In a major breakthrough, Botswana police do not just roam the streets looking for cocaine dealers, they finally know where to find them. Botswana Police Service fighting the rise in cocaine use will start practicing intelligence-led policing – sometimes known as cops on the dots.
Their new strategy will involve sending officers to the places (dots on the map) where illegal cocaine trade is likely to happen. Narcotics Fauna and Flora Investigations Officer, Assistant Superintendent, Osefile Mmitseng told Sunday Standard this week that they have identified cocaine hot spots in Gaborone and will be targeting these areas. Although cocaine use has spiked over the past few years, fresh information has revealed that the rise has concentrated in particular hotspots rather than fanning evenly across the city. According to the Botswana Police Service records, dagga remains the most abused illicit drug in Botswana due to its easy availability while “cocaine is the second placed abused drug with rock or crack cocaine being the most abused drug, followed by ecstasy. Mmitseng says cocaine abuse is on the rise in Botswana and independent investigations by the Sunday Standard shows that each year police officers smash all previous records for drug seizures. Mmitseng warned that a growing number of Batswana youngsters are snorting cocaine.
This observation is supported by findings of the first Botswana Youth Risk Behavioural Surveillance Survey which revealed that at least one in every 20 Botswana teenagers snort cocaine. The survey conducted last year in 145 schools from the Ministry of Education and Skills Development regions, showed that youth got involved in the use of drugs from a young age; it indicated that from the sampled population of students, 14.9 per cent reported having used marijuana, 5.7 per cent used sextasy, followed by cocaine at 5.6 per cent and ecstasy at 3.7 per cent.

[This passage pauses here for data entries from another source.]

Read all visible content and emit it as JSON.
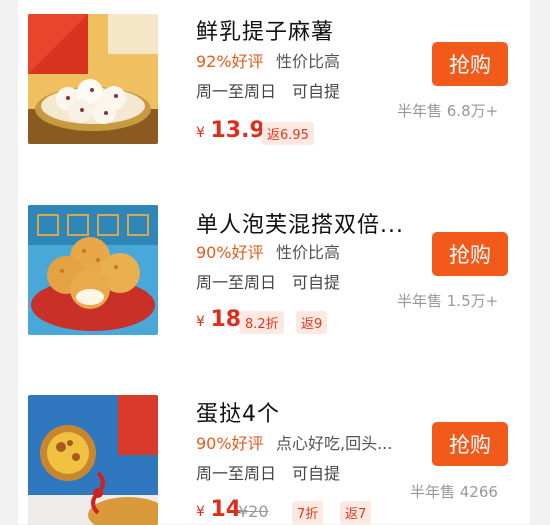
{
  "products": [
    {
      "title": "鲜乳提子麻薯",
      "rating": "92%好评",
      "tag": "性价比高",
      "availability": "周一至周日　可自提",
      "currency": "¥",
      "price": "13.9",
      "rebate": "返6.95",
      "buy_label": "抢购",
      "sold": "半年售 6.8万+"
    },
    {
      "title": "单人泡芙混搭双倍...",
      "rating": "90%好评",
      "tag": "性价比高",
      "availability": "周一至周日　可自提",
      "currency": "¥",
      "price": "18",
      "discount": "8.2折",
      "rebate": "返9",
      "buy_label": "抢购",
      "sold": "半年售 1.5万+"
    },
    {
      "title": "蛋挞4个",
      "rating": "90%好评",
      "tag": "点心好吃,回头...",
      "availability": "周一至周日　可自提",
      "currency": "¥",
      "price": "14",
      "original_price": "¥20",
      "discount": "7折",
      "rebate": "返7",
      "buy_label": "抢购",
      "sold": "半年售 4266"
    }
  ],
  "colors": {
    "accent": "#f25a1c",
    "price": "#e02d1a",
    "rating": "#e85a1c"
  },
  "icons": [
    "product-image-mochi",
    "product-image-puffs",
    "product-image-egg-tarts"
  ]
}
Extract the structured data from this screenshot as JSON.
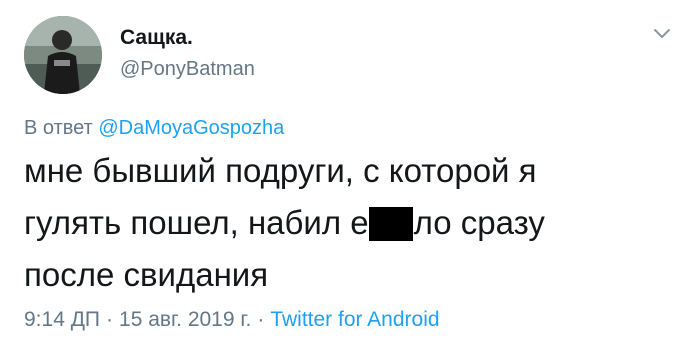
{
  "author": {
    "display_name": "Сащка.",
    "handle": "@PonyBatman",
    "avatar_icon": "user-photo-avatar"
  },
  "menu": {
    "icon": "chevron-down-icon"
  },
  "reply": {
    "prefix": "В ответ",
    "mention": "@DaMoyaGospozha"
  },
  "tweet": {
    "line1": "мне бывший подруги, с которой я",
    "line2_before": "гулять пошел, набил е",
    "line2_after": "ло сразу",
    "line3": "после свидания"
  },
  "meta": {
    "time": "9:14 ДП",
    "date": "15 авг. 2019 г.",
    "source": "Twitter for Android"
  },
  "colors": {
    "accent": "#1da1f2",
    "muted": "#657786",
    "text": "#14171a"
  }
}
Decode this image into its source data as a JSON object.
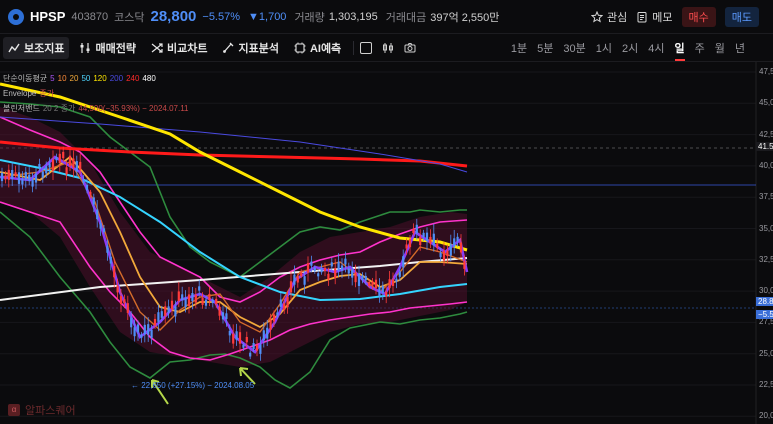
{
  "header": {
    "ticker": "HPSP",
    "code": "403870",
    "market": "코스닥",
    "price": "28,800",
    "change_pct": "−5.57%",
    "change_abs": "▼1,700",
    "volume_label": "거래량",
    "volume_value": "1,303,195",
    "amount_label": "거래대금",
    "amount_value": "397억 2,550만",
    "watch_label": "관심",
    "memo_label": "메모",
    "buy_label": "매수",
    "sell_label": "매도"
  },
  "toolbar": {
    "indicators_label": "보조지표",
    "strategy_label": "매매전략",
    "compare_label": "비교차트",
    "analysis_label": "지표분석",
    "ai_label": "AI예측",
    "timeframes": [
      "1분",
      "5분",
      "30분",
      "1시",
      "2시",
      "4시",
      "일",
      "주",
      "월",
      "년"
    ],
    "active_timeframe": "일"
  },
  "legend": {
    "ma_label": "단순이동평균",
    "ma_periods": [
      "5",
      "10",
      "20",
      "50",
      "120",
      "200",
      "240",
      "480"
    ],
    "ma_colors": [
      "#a855f7",
      "#ff8c3a",
      "#f2a93b",
      "#4fd6ff",
      "#ffe600",
      "#4a4ae0",
      "#ff2a2a",
      "#ffffff"
    ],
    "envelope_label": "Envelope",
    "envelope_extra": "종가",
    "bb_label": "볼린저밴드",
    "bb_params": "20 2 종가",
    "bb_high_note": "44,500(−35.93%) − 2024.07.11"
  },
  "chart": {
    "low_annotation": "← 22,650 (+27.15%) − 2024.08.05",
    "price_tags": [
      {
        "text": "41.5",
        "color": "#1a1a1e"
      },
      {
        "text": "28.8",
        "color": "#3b6fd8"
      },
      {
        "text": "−5.5",
        "color": "#3b6fd8"
      }
    ],
    "y_ticks": [
      "47,500",
      "45,000",
      "42,500",
      "40,000",
      "37,500",
      "35,000",
      "32,500",
      "30,000",
      "27,500",
      "25,000",
      "22,500",
      "20,000"
    ]
  },
  "watermark": "알파스퀘어"
}
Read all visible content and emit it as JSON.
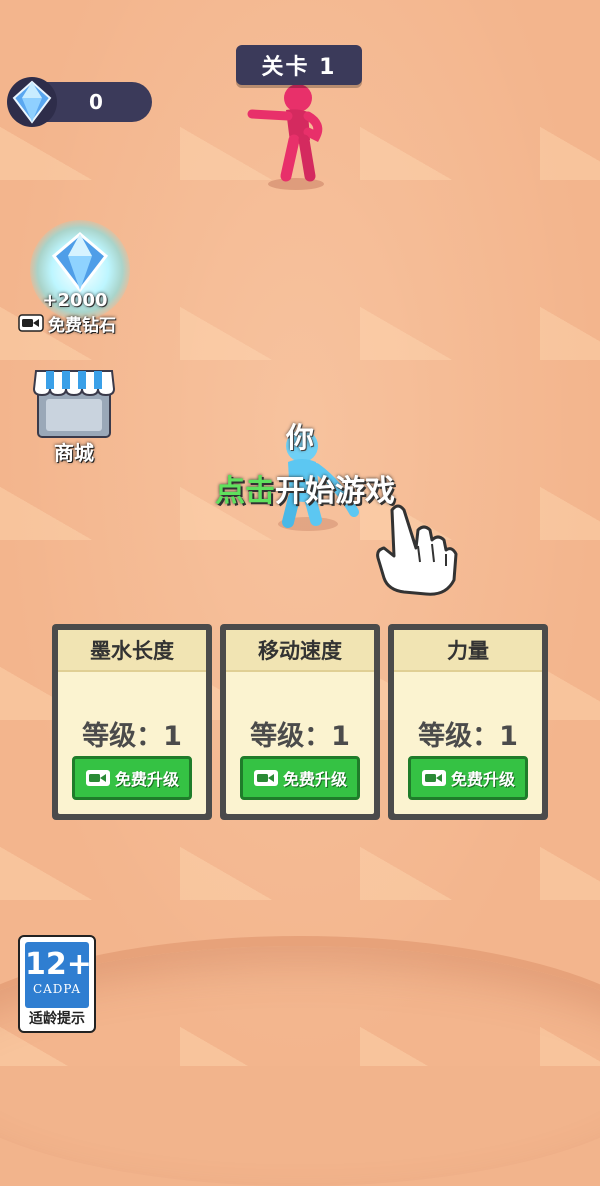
{
  "level_badge": {
    "label": "关卡  1"
  },
  "gems": {
    "count": "0",
    "icon": "diamond-icon"
  },
  "free_gems": {
    "amount": "+2000",
    "label": "免费钻石",
    "icon": "video-icon"
  },
  "shop": {
    "label": "商城",
    "icon": "store-icon"
  },
  "player": {
    "name": "你"
  },
  "start_prompt": {
    "highlight": "点击",
    "rest": "开始游戏"
  },
  "upgrades": [
    {
      "title": "墨水长度",
      "level": "等级：1",
      "button": "免费升级"
    },
    {
      "title": "移动速度",
      "level": "等级：1",
      "button": "免费升级"
    },
    {
      "title": "力量",
      "level": "等级：1",
      "button": "免费升级"
    }
  ],
  "age_rating": {
    "rating": "12+",
    "org": "CADPA",
    "tip": "适龄提示"
  },
  "colors": {
    "accent_green": "#35c244",
    "panel_dark": "#3b3a5a",
    "floor": "#f3b58d",
    "enemy": "#e8306a",
    "player": "#5cc7f2"
  }
}
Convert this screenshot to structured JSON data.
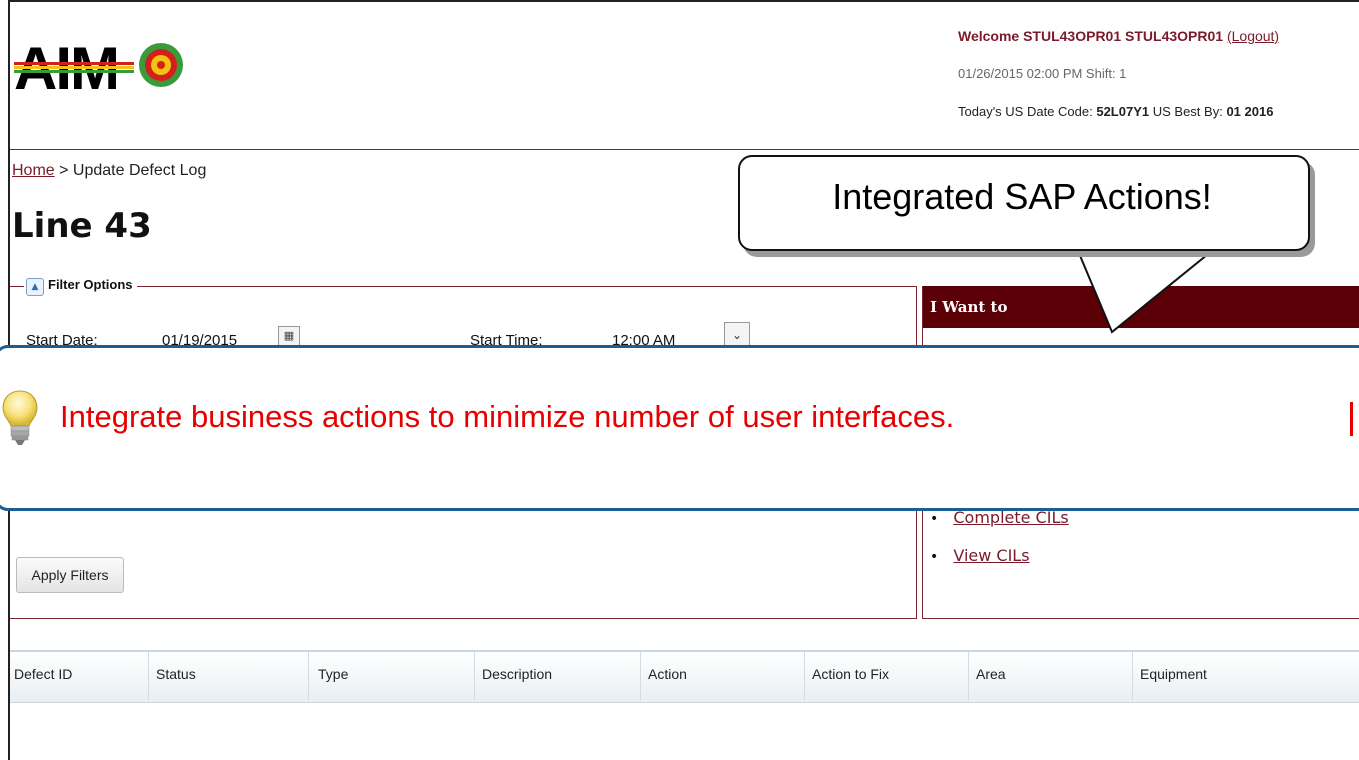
{
  "header": {
    "logo_text": "AIM",
    "welcome_prefix": "Welcome STUL43OPR01 STUL43OPR01",
    "logout_label": "(Logout)",
    "datetime": "01/26/2015 02:00 PM Shift: 1",
    "datecode_prefix": "Today's US Date Code:",
    "datecode_value": "52L07Y1",
    "bestby_prefix": "US Best By:",
    "bestby_value": "01 2016"
  },
  "breadcrumb": {
    "home": "Home",
    "separator": " > ",
    "current": "Update Defect Log"
  },
  "page_title": "Line 43",
  "filter": {
    "label": "Filter Options",
    "start_date_label": "Start Date:",
    "start_date_value": "01/19/2015",
    "start_time_label": "Start Time:",
    "start_time_value": "12:00 AM",
    "apply_label": "Apply Filters"
  },
  "iwant": {
    "title": "I Want to",
    "links": [
      "Complete CILs",
      "View CILs"
    ]
  },
  "table": {
    "columns": [
      "Defect ID",
      "Status",
      "Type",
      "Description",
      "Action",
      "Action to Fix",
      "Area",
      "Equipment"
    ]
  },
  "callout": {
    "text": "Integrated SAP Actions!"
  },
  "tip": {
    "text": "Integrate business actions to minimize number of user interfaces."
  },
  "colors": {
    "brand_maroon": "#5c0007",
    "link": "#7a1a2a",
    "tip_red": "#e60000",
    "tip_border": "#1e5d92"
  }
}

“We are not just standing and watching because we have seen that the rise on cocaine smuggling was on the rise and most of the people who consume it are the youth. We have interventions in place to sensitise the youth to stay away from drugs, “said Mmitseng. He said that some of the cocaine was smuggled through borders because they do not have the necessary equipment to detect drugs.
Mmitseng said that usually they deploy security agents who use sniffer dogs to search for those who smuggle the drugs such as cocaine. He said that so far they have arrested four Batswana who were involved in the smuggling of cocaine in large amounts. Although cocaine appear highest on the police radar, it has also emerged that Botswana is also being used as trans-shipment point for precursor chemicals, especially Methaqualone, the main chemical used in the illicit manufacture of mandrax tablets. Mumbai officials five months ago started unravelling a cartel that smuggles Methaqualone from India via Kenya into Botswana.
In a major drug bust at the Mumbai international airport, Customs officers caught two female African nationals from Mozambique with narcotics worth about P20 million as they were attempting to smuggle out the contraband from the country. Thirty kilogrammes of Methaqualone was seized from the women before they were scheduled to board a flight to Botswana. According to Mumbai officials, the duo belonged to the same cartel with another Mozambique lady arrested at the airport a month before while trying to smuggle P10 million worth of Methaqualone to Botswana via Kenya. According to officials of the Air Intelligence Unit (AIU), Mulima Anifa Raimundo Xavier (33) and Mate Ineida Noemia De Assuncao (36) were slated to board a Kenyan Airways flight to Gaborone via Nairobi.
Officials said that the two had come from Delhi in a domestic flight around three days earlier and carried the drugs with them. Their handlers, who remain at large, handed over the drug to them in the national capital itself. “The drugs are manufactured in the interiors of northern India by illegal chemical units, but transported and peddled by foreign nationals,” the officer added. Customs sources said that at least 10 such women have been brought into the country by the cartel to mule drugs into the international market. Interestingly, this is the second such case at the airport since late July when female Mozambique nationals headed in the same route were caught with narcotics. On July 2013, Mwendlane Catia Daclesa Francisco (22) from Mozambique was caught with 15 kg of Methaqualone worth P10 million bound for Botswana.
Officers said that the accused in the latest case belongs to the same cartel. This came 12 months after South African border patrols discovered more than hundred million Pula worth of Methaqualone in trucks trying to cross into the country from Botswana. A number of international anti narcotics organisations have for years warned that Botswana is also being used as trans-shipment point for precursor chemicals, especially Methaqualone, the main chemical used in the illicit manufacture of mandrax tablets.